Cabaret started out as a Broadway show. Actually it started out as a series of stories written by Christopher Isherwood about life in Berlin, post WWI, just before and immediately after the coming of the Nazi party. The original play ran on Broadway for three years to the tune of over 1,000 performances, good enough for it to squeak into the top 100 of longest-running Broadway shows in it’s first run alone. Time has been kind to many of those ahead of it. When it closed in 1969 the play would have been ranked in the top 20 in terms of number of performances.
Cabaret as a film was a resounding success. It made $42,000,000 against a budget of only $2,000,000 good enough to rank it sixth in the top 10 moneymakers of the year. What beat it out? Well, The Godfather, of course, but also The Poseidon Adventure, What’s Up Doc?, Deliverance, and Behind the Green Door. (And in case you were wondering, yes, I did include that tidbit just so I could mention Behind the Green Door in this article).
At the Oscars that year, Cabaret went head-to-head and toe-to-toe with The Godfather, both films acquiring 10 nominations in various categories, but Cabaret came out on top with eight Oscars, while The Godfather only went home with three.
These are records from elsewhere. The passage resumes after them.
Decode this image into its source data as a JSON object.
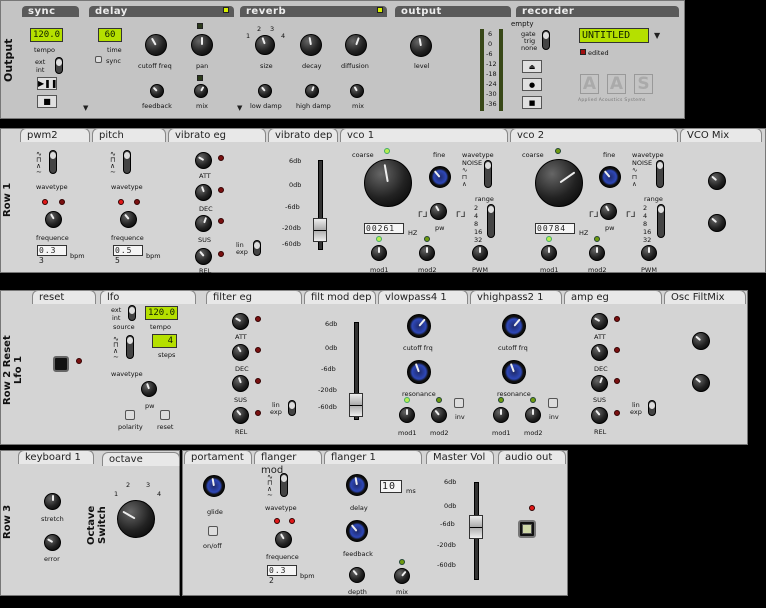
{
  "output_bar": {
    "section_label": "Output",
    "sync": {
      "title": "sync",
      "tempo_value": "120.0",
      "tempo_label": "tempo",
      "ext_label": "ext",
      "int_label": "int"
    },
    "delay": {
      "title": "delay",
      "time_value": "60",
      "time_label": "time",
      "sync_label": "sync",
      "cutoff_label": "cutoff freq",
      "pan_label": "pan",
      "feedback_label": "feedback",
      "mix_label": "mix"
    },
    "reverb": {
      "title": "reverb",
      "size_ticks": [
        "1",
        "2",
        "3",
        "4"
      ],
      "size_label": "size",
      "decay_label": "decay",
      "diffusion_label": "diffusion",
      "lowdamp_label": "low damp",
      "highdamp_label": "high damp",
      "mix_label": "mix"
    },
    "output": {
      "title": "output",
      "meter_ticks": [
        "6",
        "0",
        "-6",
        "-12",
        "-18",
        "-24",
        "-30",
        "-36"
      ],
      "level_label": "level"
    },
    "recorder": {
      "title": "recorder",
      "status": "empty",
      "gate_label": "gate",
      "trig_label": "trig",
      "none_label": "none",
      "song_name": "UNTITLED",
      "edited_label": "edited"
    },
    "logo": {
      "letters": [
        "A",
        "A",
        "S"
      ],
      "tagline": "Applied Acoustics Systems"
    }
  },
  "row1": {
    "label": "Row 1",
    "pwm2": {
      "title": "pwm2",
      "wave_label": "wavetype",
      "freq_label": "frequence",
      "freq_value": "0.3 3",
      "bpm_label": "bpm"
    },
    "pitch": {
      "title": "pitch",
      "wave_label": "wavetype",
      "freq_label": "frequence",
      "freq_value": "0.5 5",
      "bpm_label": "bpm"
    },
    "vibrato_eg": {
      "title": "vibrato eg",
      "att": "ATT",
      "dec": "DEC",
      "sus": "SUS",
      "rel": "REL",
      "lin": "lin",
      "exp": "exp"
    },
    "vibrato_dep": {
      "title": "vibrato dep",
      "ticks": [
        "6db",
        "0db",
        "-6db",
        "-20db",
        "-60db"
      ]
    },
    "vco1": {
      "title": "vco 1",
      "coarse": "coarse",
      "fine": "fine",
      "wavetype": "wavetype",
      "freq": "00261",
      "hz": "HZ",
      "pw": "pw",
      "range": "range",
      "ranges": [
        "2",
        "4",
        "8",
        "16",
        "32"
      ],
      "mod1": "mod1",
      "mod2": "mod2",
      "pwm": "PWM"
    },
    "vco2": {
      "title": "vco 2",
      "coarse": "coarse",
      "fine": "fine",
      "wavetype": "wavetype",
      "freq": "00784",
      "hz": "HZ",
      "pw": "pw",
      "range": "range",
      "ranges": [
        "2",
        "4",
        "8",
        "16",
        "32"
      ],
      "mod1": "mod1",
      "mod2": "mod2",
      "pwm": "PWM"
    },
    "vco_mix": {
      "title": "VCO Mix"
    }
  },
  "row2": {
    "label": "Row 2  Reset Lfo 1",
    "reset": {
      "title": "reset"
    },
    "lfo": {
      "title": "lfo",
      "ext": "ext",
      "int": "int",
      "source": "source",
      "tempo_value": "120.0",
      "tempo": "tempo",
      "steps_value": "4",
      "steps": "steps",
      "wavetype": "wavetype",
      "pw": "pw",
      "polarity": "polarity",
      "reset": "reset"
    },
    "filter_eg": {
      "title": "filter eg",
      "att": "ATT",
      "dec": "DEC",
      "sus": "SUS",
      "rel": "REL",
      "lin": "lin",
      "exp": "exp"
    },
    "filt_mod_dep": {
      "title": "filt mod dep",
      "ticks": [
        "6db",
        "0db",
        "-6db",
        "-20db",
        "-60db"
      ]
    },
    "vlowpass": {
      "title": "vlowpass4 1",
      "cutoff": "cutoff frq",
      "resonance": "resonance",
      "mod1": "mod1",
      "mod2": "mod2",
      "inv": "inv"
    },
    "vhighpass": {
      "title": "vhighpass2 1",
      "cutoff": "cutoff frq",
      "resonance": "resonance",
      "mod1": "mod1",
      "mod2": "mod2",
      "inv": "inv"
    },
    "amp_eg": {
      "title": "amp eg",
      "att": "ATT",
      "dec": "DEC",
      "sus": "SUS",
      "rel": "REL",
      "lin": "lin",
      "exp": "exp"
    },
    "osc_filtmix": {
      "title": "Osc FiltMix"
    }
  },
  "row3": {
    "label": "Row 3",
    "keyboard": {
      "title": "keyboard 1",
      "stretch": "stretch",
      "error": "error"
    },
    "octave": {
      "title": "octave",
      "side_label": "Octave Switch",
      "ticks": [
        "1",
        "2",
        "3",
        "4"
      ]
    },
    "portament": {
      "title": "portament",
      "glide": "glide",
      "onoff": "on/off"
    },
    "flanger_mod": {
      "title": "flanger mod",
      "wavetype": "wavetype",
      "freq": "frequence",
      "freq_value": "0.3 2",
      "bpm": "bpm"
    },
    "flanger": {
      "title": "flanger 1",
      "delay": "delay",
      "delay_value": "10",
      "ms": "ms",
      "feedback": "feedback",
      "depth": "depth",
      "mix": "mix"
    },
    "master_vol": {
      "title": "Master Vol",
      "ticks": [
        "6db",
        "0db",
        "-6db",
        "-20db",
        "-60db"
      ]
    },
    "audio_out": {
      "title": "audio out"
    }
  }
}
Of course, The Godfather was the winner of the big one as Best Picture, but still…
One of the most impressive Oscar wins is the one that went to Joel Grey, who took home Best Supporting Actor. In order to acquire the gold statuette he had to beat out not one, not two, but three competitors from that same Godfather dynamo. (Al Pacino, James Caan and Robert Duvall). Eddie Albert was also in the mix for his role in The Heartbreak Kid, but I’ll bet he was a distant 5th in the voting, among that crowd.
I have stated on numerous occasions that I don’t particularly care for musicals. The reason being that it just seems so unrealistic. It never happens in real life where somebody will stop what they are talking about and do an exposition in song instead. (At least, it never happens in the crowd I hang out with, anyway). But Cabaret and Victor/Victoria both appeal to me and there is a major reason why; in both movies the songs are just an added feature. You could take out the songs and the movie would not suffer plot-wise. Try that with West Side Story.
To be honest, however, there are a handful of musicals I like even with the fact that said songs are necessary to progress the plot. I like Fiddler on the Roof. And of course, you would have to have been living in a cave to NOT know I that I adore The Rocky Horror Picture Show.
Cabaret has some pretty good songs. The best ones are the ones that feature Miss Liza Minnelli, but even the opening Joel Grey song “Willkommen” is a toe tapper.
In 1931 Berlin, life is apparently rather decadent. The free love movement of the 1960s almost pales by comparison. Sally Bowles (Liza Minnelli), a very free-spirited American woman, is a cabaret singer living in a rooming house with, among others, a prostitute as a fellow rooming house boarder. Into this mix comes Brian Roberts (Michael York), a reserved British professorial student. Brian makes a living by teaching rich German students English, while working towards a degree.
Sally immediately tries to put the moves on Brian, but he is very standoffish about it. Sally thinks he may be gay, and Brian for his part does not try to dissuade her from the belief. He in fact states that he has been with a woman three times and each experience was a failure. Despite this, Sally continues to try, on occasion. And eventually does succeed. (So, “Maybe those three women were just the wrong women.”)
A new man arrives on the scene, Maximillan von Heune (Helmut Griem). He begins to woo Sally and Brian develops a resentment against the rich playboy. But later, after Max has moved on to other conquests, part of the truth is revealed in a conversation between Sally and Brian:
Brian: “Oh, screw Max!”
Sally: “I do.”
Brian: (laughing) “So do I…”
Later, when it becomes apparent that Sally is pregnant, and since she has been having relations with both Max and Brian (and possibly others) and therefore doesn’t know who the father is, Brian gallantly offers to marry her. Which she initially accepts. But because the thought of being a settled down wife to a professor instead of the free-spirit life she prefers begins to bother her, she has an abortion, not telling Brian about it until afterwards. And this causes their relationship to deteriorate. Brian, it seems, despite loving Sally’s free-spirit attitude just can’t accept it as it is.
Throughout the film, the ever-apparent rise of the vicious Nazi party becomes omnipresent. But most of the characters see them as harmless and ineffective, which gives some shadowing of how such a group could actually come to power. But Cabaret is not initially meant as a window into the darker side of Germany’s history. Rather it is a look at the more decadent pre-Nazi history.
Whatever one’s view of the lifestyle that people chose to adopt in those Weimar Republic days of Berlin (and truthfully, they aren’t quite as decadent as some other periods of history), Cabaret is a wonderful movie on so many levels.